| Instructions for the task |
Reproduce the records word for word, leaving out any pictures they hold.

| Record set |
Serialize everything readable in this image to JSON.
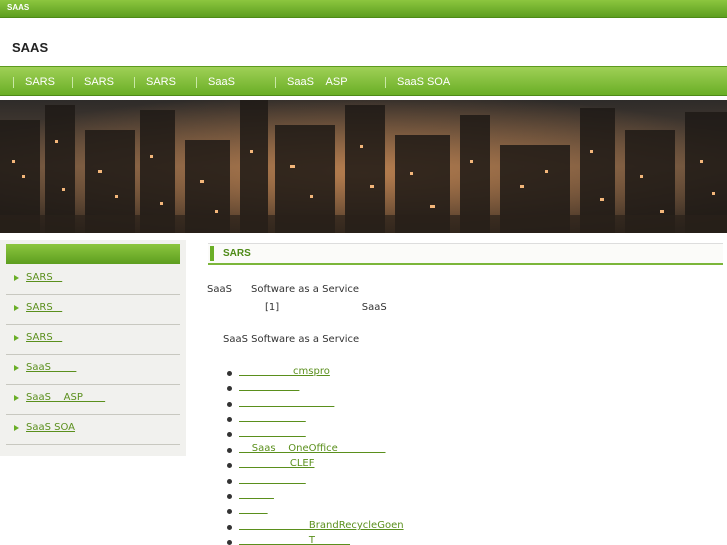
{
  "topbar": {
    "label": "SAAS"
  },
  "header": {
    "title": "SAAS"
  },
  "nav": {
    "items": [
      {
        "label": "SARS"
      },
      {
        "label": "SARS"
      },
      {
        "label": "SARS"
      },
      {
        "label": "SaaS"
      },
      {
        "label": "SaaS    ASP"
      },
      {
        "label": "SaaS SOA"
      }
    ]
  },
  "sidebar": {
    "items": [
      {
        "label": "SARS   "
      },
      {
        "label": "SARS   "
      },
      {
        "label": "SARS   "
      },
      {
        "label": "SaaS        "
      },
      {
        "label": "SaaS    ASP       "
      },
      {
        "label": "SaaS SOA"
      }
    ]
  },
  "main": {
    "section_title": "SARS",
    "intro_line1": "SaaS      Software as a Service",
    "intro_line2": "[1]                          SaaS",
    "intro_line3": "SaaS Software as a Service",
    "links": [
      "                 cmspro",
      "                   ",
      "                              ",
      "                     ",
      "                     ",
      "    Saas    OneOffice               ",
      "                CLEF",
      "                     ",
      "           ",
      "         ",
      "                      BrandRecycleGoen",
      "                      T           "
    ]
  }
}
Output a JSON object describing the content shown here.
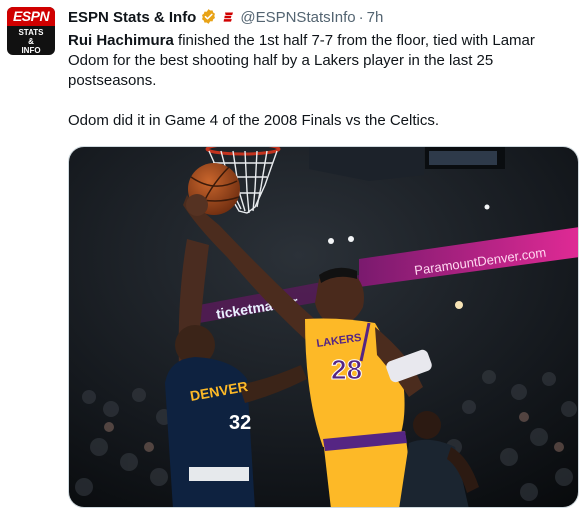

| Response area |
Serialize everything readable in this image to JSON.
{
  "topbar": {
    "label": "SAAS"
  },
  "header": {
    "title": "SAAS"
  },
  "nav": {
    "items": [
      {
        "label": "SARS"
      },
      {
        "label": "SARS"
      },
      {
        "label": "SARS"
      },
      {
        "label": "SaaS"
      },
      {
        "label": "SaaS    ASP"
      },
      {
        "label": "SaaS SOA"
      }
    ]
  },
  "sidebar": {
    "items": [
      {
        "label": "SARS   "
      },
      {
        "label": "SARS   "
      },
      {
        "label": "SARS   "
      },
      {
        "label": "SaaS        "
      },
      {
        "label": "SaaS    ASP       "
      },
      {
        "label": "SaaS SOA"
      }
    ]
  },
  "main": {
    "section_title": "SARS",
    "intro_line1": "SaaS      Software as a Service",
    "intro_line2": "[1]                          SaaS",
    "intro_line3": "SaaS Software as a Service",
    "links": [
      "                 cmspro",
      "                   ",
      "                              ",
      "                     ",
      "                     ",
      "    Saas    OneOffice               ",
      "                CLEF",
      "                     ",
      "           ",
      "         ",
      "                      BrandRecycleGoen",
      "                      T           "
    ]
  }
}
Output a JSON object describing the content shown here.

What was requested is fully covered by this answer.